Senate Majority Leader Jack Whitver said

 

“Today’s decision marks a step in the right direction for the protection of life. While litigation continues, I appreciate the clarity the Supreme Court has provided on this issue. I am optimistic the common-sense law passed again last year to protect life at the sound of a heartbeat with exceptions for rape, incest, and life of the mother will be found constitutional.” 

 

House Speaker Pat Grassley added

 

“This ruling is a victory in the fight to protect unborn children in Iowa.  The Legislature is elected by the people, and for too long, the courts have stood in the way of Iowans having their voices heard on this matter.  

 

“We are a pro-life and pro-family state. In Iowa, we respect both the life of the unborn child and the life of the mother. While out-of-touch, far-left political groups fight for abortion up until the day of birth, we will continue to fight for common sense policies that promote and protect life.  

 

“We will continue to promote strong families in all that we do in the Iowa House. We must build on the work we’ve already done to expand access to affordable child care, extend postpartum coverage on Medicaid, and improve our foster care and adoption systems.” 

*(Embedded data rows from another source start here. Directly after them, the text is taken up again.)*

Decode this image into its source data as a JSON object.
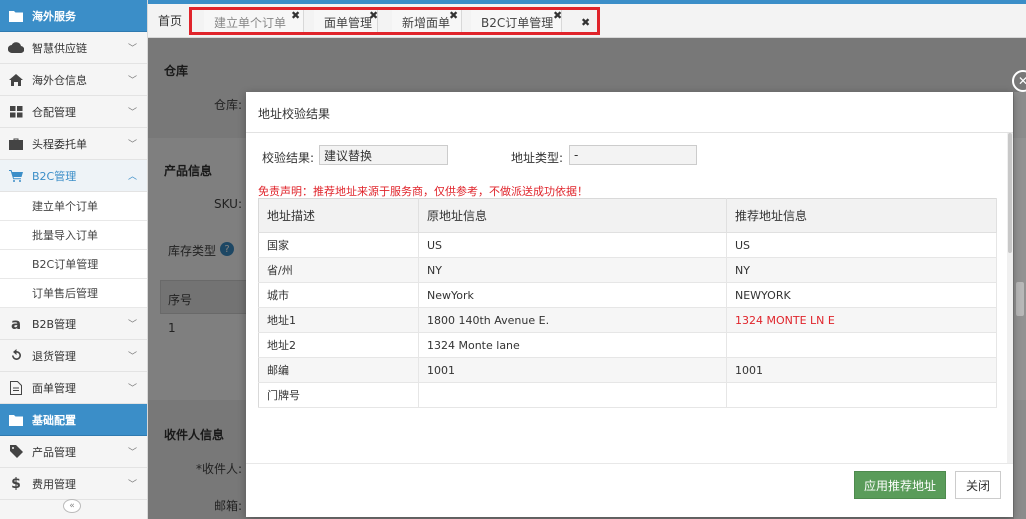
{
  "sidebar": {
    "items": [
      {
        "label": "海外服务",
        "icon": "folder-icon",
        "kind": "section"
      },
      {
        "label": "智慧供应链",
        "icon": "cloud-icon",
        "kind": "item"
      },
      {
        "label": "海外仓信息",
        "icon": "home-icon",
        "kind": "item"
      },
      {
        "label": "仓配管理",
        "icon": "grid-icon",
        "kind": "item"
      },
      {
        "label": "头程委托单",
        "icon": "briefcase-icon",
        "kind": "item"
      },
      {
        "label": "B2C管理",
        "icon": "cart-icon",
        "kind": "active"
      },
      {
        "label": "建立单个订单",
        "kind": "sub"
      },
      {
        "label": "批量导入订单",
        "kind": "sub"
      },
      {
        "label": "B2C订单管理",
        "kind": "sub"
      },
      {
        "label": "订单售后管理",
        "kind": "sub"
      },
      {
        "label": "B2B管理",
        "icon": "amazon-icon",
        "kind": "item"
      },
      {
        "label": "退货管理",
        "icon": "undo-icon",
        "kind": "item"
      },
      {
        "label": "面单管理",
        "icon": "document-icon",
        "kind": "item"
      },
      {
        "label": "基础配置",
        "icon": "folder-icon",
        "kind": "section"
      },
      {
        "label": "产品管理",
        "icon": "tag-icon",
        "kind": "item"
      },
      {
        "label": "费用管理",
        "icon": "dollar-icon",
        "kind": "item"
      }
    ],
    "collapse_glyph": "«"
  },
  "tabs": {
    "home": "首页",
    "items": [
      {
        "label": "建立单个订单",
        "close": "✖"
      },
      {
        "label": "面单管理",
        "close": "✖"
      },
      {
        "label": "新增面单",
        "close": "✖"
      },
      {
        "label": "B2C订单管理",
        "close": "✖"
      }
    ],
    "close_all": "✖"
  },
  "page": {
    "warehouse_section": "仓库",
    "warehouse_label": "仓库:",
    "product_section": "产品信息",
    "sku_label": "SKU:",
    "stock_type_label": "库存类型",
    "help_glyph": "?",
    "seq_header": "序号",
    "row1_seq": "1",
    "recipient_section": "收件人信息",
    "recipient_label": "*收件人:",
    "email_label": "邮箱:"
  },
  "modal": {
    "title": "地址校验结果",
    "result_label": "校验结果:",
    "result_value": "建议替换",
    "type_label": "地址类型:",
    "type_value": "-",
    "disclaimer": "免责声明：推荐地址来源于服务商，仅供参考，不做派送成功依据！",
    "columns": [
      "地址描述",
      "原地址信息",
      "推荐地址信息"
    ],
    "rows": [
      {
        "desc": "国家",
        "original": "US",
        "recommended": "US",
        "changed": false
      },
      {
        "desc": "省/州",
        "original": "NY",
        "recommended": "NY",
        "changed": false
      },
      {
        "desc": "城市",
        "original": "NewYork",
        "recommended": "NEWYORK",
        "changed": false
      },
      {
        "desc": "地址1",
        "original": "1800 140th Avenue E.",
        "recommended": "1324 MONTE LN E",
        "changed": true
      },
      {
        "desc": "地址2",
        "original": "1324 Monte lane",
        "recommended": "",
        "changed": false
      },
      {
        "desc": "邮编",
        "original": "1001",
        "recommended": "1001",
        "changed": false
      },
      {
        "desc": "门牌号",
        "original": "",
        "recommended": "",
        "changed": false
      }
    ],
    "apply_button": "应用推荐地址",
    "close_button": "关闭",
    "dismiss_glyph": "✕"
  },
  "colors": {
    "accent": "#3b8ec8",
    "highlight_border": "#e0242b",
    "apply_button": "#5a9c5a",
    "warning_text": "#e0242b"
  }
}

Background

William Morris, reporting for the Des Moines Register, wrote

The justices ruled in 2022 that Iowa’s constitution does not protect a “fundamental right” to an abortion, reversing its 2018 decision.

 

That meant abortion laws were no longer held to the standard of “strict scrutiny” to determine if they were constitutional. But the court declined to rule on what the standard should be, leaving in place the “undue burden” standard from a 2017 case.

 

A week after the 2022 decision, the U.S. Supreme Court struck down Roe v. Wade, similarly ending constitutional protections on the federal level.

 

In response, Gov. Kim Reynolds sought to revive the state’s long-blocked ban on abortions after fetal cardiac activity is detected, about six weeks into pregnancy.

Lower courts declined to lift the stay, and Reynolds appealed to the Iowa Supreme Court. But in 2023, the high court deadlocked 3-3, leaving the law banned.

Gov. Reynolds and the Legislature responded by passing an updated Fetal Heartbeat law. This law was again blocked and once again appealed.

Today all that patience and determination paid rich dividends.

Categories: Judicial